Exercise aim -> Go through the entries below and retype them exactly, omitting each picture.

Given records below:

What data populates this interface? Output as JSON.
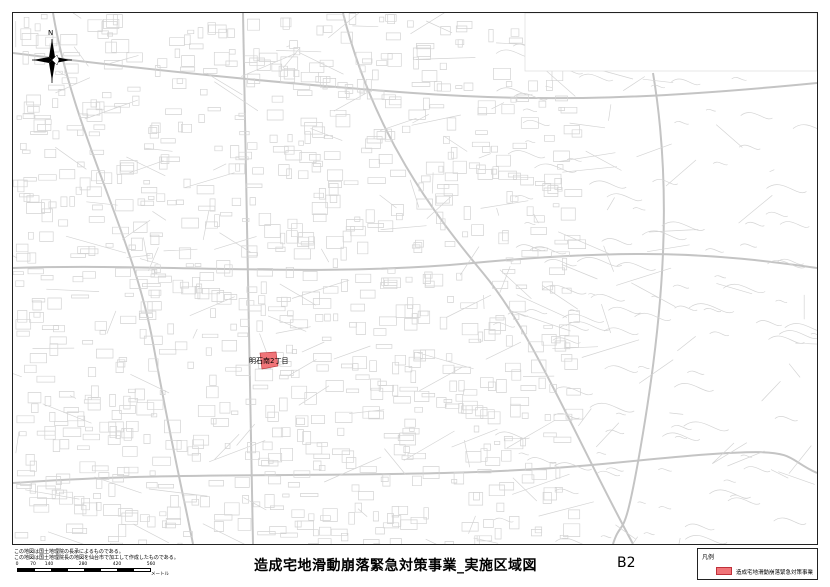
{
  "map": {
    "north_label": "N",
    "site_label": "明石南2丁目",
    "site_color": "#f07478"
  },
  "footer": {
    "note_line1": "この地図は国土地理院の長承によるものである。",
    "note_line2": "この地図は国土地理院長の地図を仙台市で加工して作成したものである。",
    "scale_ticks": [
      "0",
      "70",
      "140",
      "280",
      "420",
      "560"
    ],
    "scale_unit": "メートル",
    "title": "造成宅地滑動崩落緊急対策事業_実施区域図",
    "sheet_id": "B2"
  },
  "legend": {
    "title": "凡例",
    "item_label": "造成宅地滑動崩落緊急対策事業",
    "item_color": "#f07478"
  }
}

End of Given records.

Exercise result ->
What data populates this interface? Output as JSON.
{
  "map": {
    "north_label": "N",
    "site_label": "明石南2丁目",
    "site_color": "#f07478"
  },
  "footer": {
    "note_line1": "この地図は国土地理院の長承によるものである。",
    "note_line2": "この地図は国土地理院長の地図を仙台市で加工して作成したものである。",
    "scale_ticks": [
      "0",
      "70",
      "140",
      "280",
      "420",
      "560"
    ],
    "scale_unit": "メートル",
    "title": "造成宅地滑動崩落緊急対策事業_実施区域図",
    "sheet_id": "B2"
  },
  "legend": {
    "title": "凡例",
    "item_label": "造成宅地滑動崩落緊急対策事業",
    "item_color": "#f07478"
  }
}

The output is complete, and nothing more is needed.